[Input for this task Boundary: Start]
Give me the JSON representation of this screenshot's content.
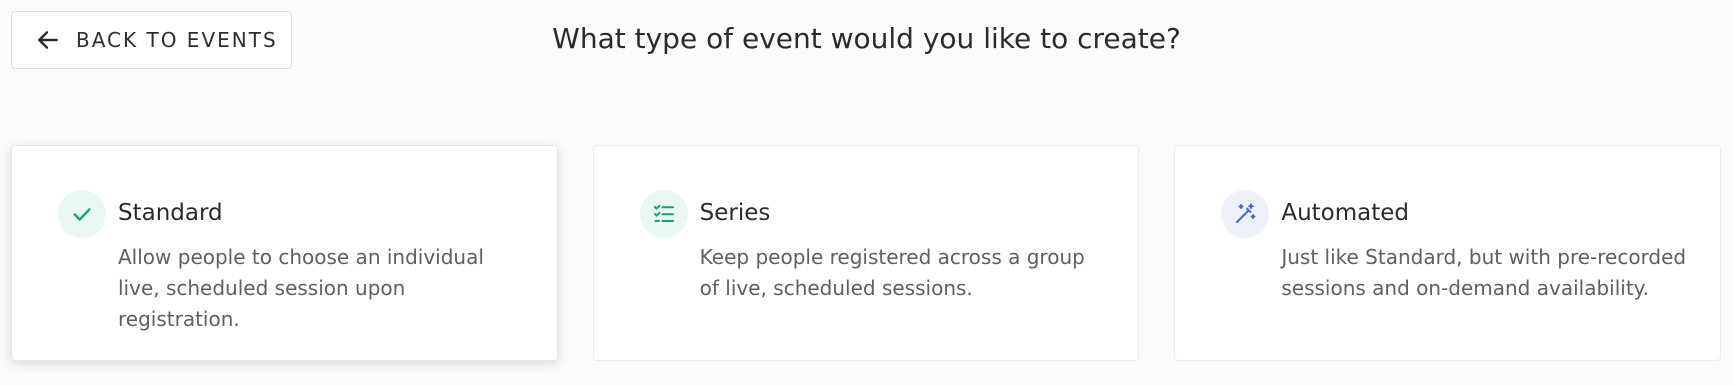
{
  "header": {
    "back_label": "BACK TO EVENTS",
    "title": "What type of event would you like to create?"
  },
  "cards": [
    {
      "title": "Standard",
      "description": "Allow people to choose an individual live, scheduled session upon registration.",
      "icon": "check-icon",
      "icon_bg": "#e9f8f2",
      "icon_color": "#1aa46b",
      "selected": true
    },
    {
      "title": "Series",
      "description": "Keep people registered across a group of live, scheduled sessions.",
      "icon": "list-check-icon",
      "icon_bg": "#e9f8f2",
      "icon_color": "#1aa46b",
      "selected": false
    },
    {
      "title": "Automated",
      "description": "Just like Standard, but with pre-recorded sessions and on-demand availability.",
      "icon": "magic-wand-icon",
      "icon_bg": "#eef1f9",
      "icon_color": "#4a69c6",
      "selected": false
    }
  ],
  "colors": {
    "background": "#fbfbfb",
    "card_background": "#ffffff",
    "text_primary": "#2a2a2a",
    "text_secondary": "#5f5f5f"
  }
}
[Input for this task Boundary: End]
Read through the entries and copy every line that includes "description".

      "description": "Allow people to choose an individual live, scheduled session upon registration.",
      "description": "Keep people registered across a group of live, scheduled sessions.",
      "description": "Just like Standard, but with pre-recorded sessions and on-demand availability.",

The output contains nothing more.